With the European parliament elections set for the end of May, the 5-year mandate of it’s previous composition came to an end. EWB spoke with David McAllister, German MEP from the Christian Democratic Union (CDU) who – besides being the president of EP’s foreign affairs committee (AFET) – held the office of EP’s standing rapporteur for Serbia since 2014. With McAllister we spoke about Serbia’s EU accession process and its most significant succesess and failures, as seen from his perspective.

European Western Balkans: In your opinion, besides the economic reforms that you have praised many times, what is the biggest progress of Serbia during your mandate as the EP’s rapporteur?

David McAllister: I have indeed commended Serbia’s economic reforms. They continue to produce results, especially in terms of macroeconomic stabilisation, which is to the benefit of all people in the country. Overall, Serbia has progressed in its accession negotiations by opening 16 out of 35 chapters, of which two have already been provisionally closed.

EWB: On the other hand, what would you see as Serbia’s missed opportunities in the past five years regarding the reform agenda?

DM: It is not as much about missed opportunities as about the policy fields where progress is now urgently needed, such as convincing reforms and track records on the rule of law. This concerns in particular judiciary reforms, the fight against corruption and organised crime and the freedom of expression and media.

EWB: What would you point out as the biggest challenge lying ahead in the Serbia’s EU integration process – the rule of law, state of the media or Kosovo issue? Why?

DM: All of the mentioned policy areas are equally important and challenging. The negotiating framework takes particular account of the rule of law chapters 23 and 24 as well as of Serbia’s continued engagement and steps towards a visible and sustainable improvement in relations with Kosovo, negotiated under chapter 35.

EWB: The opposition has left the Parliament, citizens are protesting every Saturday against the government, violence against the journalist culminated when the house of journalist Milan Jovanović was burnt down. It seems that the situation in the society is far worse than it was at the beginning of your term. What is your impression?

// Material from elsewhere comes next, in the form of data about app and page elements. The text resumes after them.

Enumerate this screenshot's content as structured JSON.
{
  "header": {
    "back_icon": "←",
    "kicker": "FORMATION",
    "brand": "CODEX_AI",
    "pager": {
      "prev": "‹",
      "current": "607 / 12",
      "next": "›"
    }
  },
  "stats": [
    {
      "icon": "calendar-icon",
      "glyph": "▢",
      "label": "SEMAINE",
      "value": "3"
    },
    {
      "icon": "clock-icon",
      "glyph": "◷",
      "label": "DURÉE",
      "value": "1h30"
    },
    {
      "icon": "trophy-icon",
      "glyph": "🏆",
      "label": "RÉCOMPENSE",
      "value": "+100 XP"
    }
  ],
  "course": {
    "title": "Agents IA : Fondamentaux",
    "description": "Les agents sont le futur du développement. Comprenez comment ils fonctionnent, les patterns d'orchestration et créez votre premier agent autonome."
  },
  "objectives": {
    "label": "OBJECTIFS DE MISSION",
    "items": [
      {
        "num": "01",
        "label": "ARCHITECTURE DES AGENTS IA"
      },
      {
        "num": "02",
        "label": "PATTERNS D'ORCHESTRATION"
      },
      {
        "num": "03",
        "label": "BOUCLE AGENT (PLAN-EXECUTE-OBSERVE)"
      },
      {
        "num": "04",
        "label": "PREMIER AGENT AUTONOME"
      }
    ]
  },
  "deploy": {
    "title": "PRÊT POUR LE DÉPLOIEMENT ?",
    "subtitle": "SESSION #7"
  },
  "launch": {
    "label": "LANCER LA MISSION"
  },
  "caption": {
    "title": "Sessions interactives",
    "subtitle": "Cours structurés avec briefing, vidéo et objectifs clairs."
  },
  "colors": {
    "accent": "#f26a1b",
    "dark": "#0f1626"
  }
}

DM: It would not feel appropriate from my side to assess the public sentiment in Serbia. However, I took note of the protests. Demonstrations that are conducted peacefully are a legitimate way for the people to express their opinion. Regarding the boycott of the Serbian Parliament, I believe, that the political debate should not take place outside, but inside the parliament.

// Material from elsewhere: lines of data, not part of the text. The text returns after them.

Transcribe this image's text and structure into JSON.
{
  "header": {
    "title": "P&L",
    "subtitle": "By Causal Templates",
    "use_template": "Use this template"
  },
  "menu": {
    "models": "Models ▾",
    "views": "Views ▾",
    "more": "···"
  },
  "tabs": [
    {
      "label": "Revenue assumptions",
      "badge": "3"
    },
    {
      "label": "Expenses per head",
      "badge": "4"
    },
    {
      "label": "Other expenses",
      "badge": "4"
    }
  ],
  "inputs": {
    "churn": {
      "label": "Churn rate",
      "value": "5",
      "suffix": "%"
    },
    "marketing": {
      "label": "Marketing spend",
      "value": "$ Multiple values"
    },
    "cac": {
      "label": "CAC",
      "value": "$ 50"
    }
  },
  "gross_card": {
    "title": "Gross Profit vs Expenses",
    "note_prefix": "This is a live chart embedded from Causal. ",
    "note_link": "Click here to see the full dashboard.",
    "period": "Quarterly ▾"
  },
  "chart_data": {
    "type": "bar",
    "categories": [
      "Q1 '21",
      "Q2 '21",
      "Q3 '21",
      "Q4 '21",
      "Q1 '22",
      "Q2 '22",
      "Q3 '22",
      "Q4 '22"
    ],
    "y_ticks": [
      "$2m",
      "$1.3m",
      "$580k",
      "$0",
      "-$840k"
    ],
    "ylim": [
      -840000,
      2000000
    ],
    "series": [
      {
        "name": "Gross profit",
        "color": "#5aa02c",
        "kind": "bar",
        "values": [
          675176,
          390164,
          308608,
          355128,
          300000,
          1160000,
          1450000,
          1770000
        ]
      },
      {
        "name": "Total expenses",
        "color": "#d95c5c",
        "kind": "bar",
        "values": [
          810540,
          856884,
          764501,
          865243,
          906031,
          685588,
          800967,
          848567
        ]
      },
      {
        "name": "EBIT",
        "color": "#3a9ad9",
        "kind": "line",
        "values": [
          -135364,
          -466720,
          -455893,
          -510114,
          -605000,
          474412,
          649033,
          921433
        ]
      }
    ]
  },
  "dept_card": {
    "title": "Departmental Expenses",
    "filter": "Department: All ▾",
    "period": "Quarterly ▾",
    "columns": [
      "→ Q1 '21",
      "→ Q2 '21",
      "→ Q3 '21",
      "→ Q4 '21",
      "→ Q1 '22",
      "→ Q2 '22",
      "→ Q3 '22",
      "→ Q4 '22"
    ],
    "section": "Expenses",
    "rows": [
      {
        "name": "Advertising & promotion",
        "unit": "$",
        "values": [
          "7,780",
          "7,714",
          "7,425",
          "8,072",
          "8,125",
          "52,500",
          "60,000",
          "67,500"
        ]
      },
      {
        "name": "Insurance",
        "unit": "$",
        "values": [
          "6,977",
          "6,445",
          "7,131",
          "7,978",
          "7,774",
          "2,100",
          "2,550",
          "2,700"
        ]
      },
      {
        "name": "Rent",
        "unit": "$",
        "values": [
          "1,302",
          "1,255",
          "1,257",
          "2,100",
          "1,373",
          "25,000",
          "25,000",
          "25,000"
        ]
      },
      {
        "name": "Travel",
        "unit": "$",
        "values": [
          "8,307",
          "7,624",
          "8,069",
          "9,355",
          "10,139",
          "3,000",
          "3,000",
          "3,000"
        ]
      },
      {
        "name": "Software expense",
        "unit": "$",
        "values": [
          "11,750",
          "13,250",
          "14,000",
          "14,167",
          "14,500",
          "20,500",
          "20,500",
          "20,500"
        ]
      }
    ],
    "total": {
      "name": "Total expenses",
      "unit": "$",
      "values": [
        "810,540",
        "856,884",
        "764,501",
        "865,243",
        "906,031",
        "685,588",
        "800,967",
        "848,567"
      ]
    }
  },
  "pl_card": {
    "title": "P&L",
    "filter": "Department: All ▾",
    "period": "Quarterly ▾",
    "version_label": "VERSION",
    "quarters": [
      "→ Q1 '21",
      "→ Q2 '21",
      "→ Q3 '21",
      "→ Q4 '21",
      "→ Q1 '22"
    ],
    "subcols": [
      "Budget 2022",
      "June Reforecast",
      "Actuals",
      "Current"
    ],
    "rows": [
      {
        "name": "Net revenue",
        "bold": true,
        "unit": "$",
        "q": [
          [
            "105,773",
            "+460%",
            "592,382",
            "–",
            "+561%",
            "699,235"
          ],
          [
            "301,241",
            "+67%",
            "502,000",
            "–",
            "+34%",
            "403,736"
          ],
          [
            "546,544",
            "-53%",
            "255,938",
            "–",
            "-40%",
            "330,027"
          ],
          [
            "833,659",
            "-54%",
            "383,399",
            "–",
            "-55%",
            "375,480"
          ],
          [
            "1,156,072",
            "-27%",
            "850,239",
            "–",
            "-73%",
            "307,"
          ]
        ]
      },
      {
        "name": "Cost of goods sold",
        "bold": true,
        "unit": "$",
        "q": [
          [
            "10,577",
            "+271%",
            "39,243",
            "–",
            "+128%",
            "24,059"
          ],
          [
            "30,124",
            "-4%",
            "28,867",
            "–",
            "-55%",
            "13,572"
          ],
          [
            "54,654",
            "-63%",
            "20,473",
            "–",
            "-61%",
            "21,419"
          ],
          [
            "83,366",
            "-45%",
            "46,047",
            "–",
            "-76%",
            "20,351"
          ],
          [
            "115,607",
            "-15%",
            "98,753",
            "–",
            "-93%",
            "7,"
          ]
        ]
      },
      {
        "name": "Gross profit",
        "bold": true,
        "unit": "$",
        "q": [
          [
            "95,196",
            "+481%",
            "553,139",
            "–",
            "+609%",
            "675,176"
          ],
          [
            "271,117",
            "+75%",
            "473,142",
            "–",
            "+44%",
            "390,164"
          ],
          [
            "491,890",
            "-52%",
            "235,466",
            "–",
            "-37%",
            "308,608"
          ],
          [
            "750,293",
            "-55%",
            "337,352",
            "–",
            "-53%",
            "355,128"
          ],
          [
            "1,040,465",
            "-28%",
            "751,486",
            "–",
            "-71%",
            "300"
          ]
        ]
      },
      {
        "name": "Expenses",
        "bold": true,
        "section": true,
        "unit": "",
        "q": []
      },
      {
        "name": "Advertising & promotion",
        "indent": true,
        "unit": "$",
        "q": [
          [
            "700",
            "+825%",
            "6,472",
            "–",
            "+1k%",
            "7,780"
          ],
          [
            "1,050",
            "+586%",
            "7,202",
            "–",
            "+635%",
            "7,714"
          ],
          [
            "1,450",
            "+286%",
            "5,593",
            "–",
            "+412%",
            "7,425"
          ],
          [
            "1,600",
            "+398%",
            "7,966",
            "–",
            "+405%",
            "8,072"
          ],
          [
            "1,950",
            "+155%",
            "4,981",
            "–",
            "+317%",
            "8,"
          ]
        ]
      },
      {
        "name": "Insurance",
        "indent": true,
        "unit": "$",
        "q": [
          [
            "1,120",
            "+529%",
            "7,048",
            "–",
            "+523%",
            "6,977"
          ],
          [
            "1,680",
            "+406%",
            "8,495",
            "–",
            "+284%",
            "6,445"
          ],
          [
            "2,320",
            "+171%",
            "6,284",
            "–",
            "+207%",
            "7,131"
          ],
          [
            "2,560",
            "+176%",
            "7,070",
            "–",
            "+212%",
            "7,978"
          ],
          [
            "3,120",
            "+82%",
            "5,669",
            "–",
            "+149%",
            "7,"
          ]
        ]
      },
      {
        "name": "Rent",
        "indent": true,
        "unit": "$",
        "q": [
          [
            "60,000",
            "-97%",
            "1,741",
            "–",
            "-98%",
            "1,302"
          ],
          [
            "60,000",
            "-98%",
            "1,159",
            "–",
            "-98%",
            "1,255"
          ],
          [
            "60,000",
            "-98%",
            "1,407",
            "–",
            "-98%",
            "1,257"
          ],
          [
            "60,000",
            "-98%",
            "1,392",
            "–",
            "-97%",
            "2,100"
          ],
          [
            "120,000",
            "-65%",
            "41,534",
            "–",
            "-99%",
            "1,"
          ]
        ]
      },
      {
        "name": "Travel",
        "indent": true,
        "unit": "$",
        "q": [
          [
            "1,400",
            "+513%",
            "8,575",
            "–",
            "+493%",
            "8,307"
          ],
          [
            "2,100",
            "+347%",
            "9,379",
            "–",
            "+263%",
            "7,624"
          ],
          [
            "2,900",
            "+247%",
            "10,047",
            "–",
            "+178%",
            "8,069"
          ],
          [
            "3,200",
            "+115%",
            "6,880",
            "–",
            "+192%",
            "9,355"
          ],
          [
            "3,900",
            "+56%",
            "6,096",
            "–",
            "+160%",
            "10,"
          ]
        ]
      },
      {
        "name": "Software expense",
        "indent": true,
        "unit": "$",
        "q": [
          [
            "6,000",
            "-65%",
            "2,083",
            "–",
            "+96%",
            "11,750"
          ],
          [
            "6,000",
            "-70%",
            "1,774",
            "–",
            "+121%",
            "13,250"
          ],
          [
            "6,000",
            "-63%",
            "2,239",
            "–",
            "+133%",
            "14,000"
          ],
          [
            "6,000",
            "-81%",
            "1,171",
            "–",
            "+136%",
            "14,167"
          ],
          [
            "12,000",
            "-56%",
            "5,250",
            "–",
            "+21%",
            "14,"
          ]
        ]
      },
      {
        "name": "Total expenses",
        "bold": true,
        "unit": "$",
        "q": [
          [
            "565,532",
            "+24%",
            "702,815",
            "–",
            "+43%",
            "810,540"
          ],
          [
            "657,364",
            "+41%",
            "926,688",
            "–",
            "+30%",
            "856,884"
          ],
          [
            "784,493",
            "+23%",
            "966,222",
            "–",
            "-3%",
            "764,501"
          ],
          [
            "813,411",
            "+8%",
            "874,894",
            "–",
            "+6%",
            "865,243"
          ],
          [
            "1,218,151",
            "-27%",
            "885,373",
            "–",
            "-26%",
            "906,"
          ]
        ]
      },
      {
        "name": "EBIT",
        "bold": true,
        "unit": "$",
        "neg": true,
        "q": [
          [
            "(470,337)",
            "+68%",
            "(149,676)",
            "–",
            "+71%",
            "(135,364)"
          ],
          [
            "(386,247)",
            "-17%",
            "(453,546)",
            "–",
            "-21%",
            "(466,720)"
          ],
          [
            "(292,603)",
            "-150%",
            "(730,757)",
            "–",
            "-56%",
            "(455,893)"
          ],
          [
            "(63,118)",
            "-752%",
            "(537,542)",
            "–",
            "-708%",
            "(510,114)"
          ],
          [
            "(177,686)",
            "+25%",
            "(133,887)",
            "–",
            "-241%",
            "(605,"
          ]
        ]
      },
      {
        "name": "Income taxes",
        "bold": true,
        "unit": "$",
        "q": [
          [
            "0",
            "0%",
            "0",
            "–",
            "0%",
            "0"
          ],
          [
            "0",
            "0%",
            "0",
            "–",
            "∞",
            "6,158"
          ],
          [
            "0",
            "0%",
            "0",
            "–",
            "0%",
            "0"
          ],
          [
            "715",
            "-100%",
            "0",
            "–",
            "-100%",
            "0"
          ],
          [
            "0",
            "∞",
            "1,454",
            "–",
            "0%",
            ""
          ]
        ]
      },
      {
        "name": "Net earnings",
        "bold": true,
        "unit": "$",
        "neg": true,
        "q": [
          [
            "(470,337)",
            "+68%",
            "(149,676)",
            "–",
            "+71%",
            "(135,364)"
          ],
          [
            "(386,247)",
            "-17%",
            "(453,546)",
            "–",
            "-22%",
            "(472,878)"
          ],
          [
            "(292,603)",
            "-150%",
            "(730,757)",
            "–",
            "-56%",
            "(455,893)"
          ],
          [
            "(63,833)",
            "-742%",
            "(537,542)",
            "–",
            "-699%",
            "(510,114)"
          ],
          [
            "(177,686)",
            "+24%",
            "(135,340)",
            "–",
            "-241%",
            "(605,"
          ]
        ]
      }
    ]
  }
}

EWB: In comparison with your first visit to Serbia, when you talked mostly about the economic reforms and Kosovo, during the last visit you have mostly talked about the freedom of media. Considering that you said that you read Serbian media every morning, do you agree with the assessment of Freedom House that Serbia is regressing in this area?

DM: I read the study and some of the findings you will also find in the reports of the European Commission and of the European Parliament. When we talk about media freedom, the European Parliament has been very clear. Media freedom is a key indicator of a country’s readiness to become part of the EU. It implies a commitment to democracy, good governance and political accountability through political dialogue, critical discussion and debate and expression of differing opinions. The freedom of media is crucial for every democracy.

EWB: At the final Press Conference, you have praised the Government of Serbia for overall progress. However, so far Serbia has been opening only four chapters per year, although it is technically ready for much more. Why it seems that reward for the progress is missing?

DM: Serbia is progressing on its path towards the EU. The overall pace of negotiations depends on Serbia’s progress on adopting and implementing reforms in key areas. With all energy focused on adopting and implementing reforms, I am confident that further chapters will be opened soon. The Member States have made clear that sustainable progress on the fundamentals, especially on the rule of law chapters 23 and 24, is therefore necessary.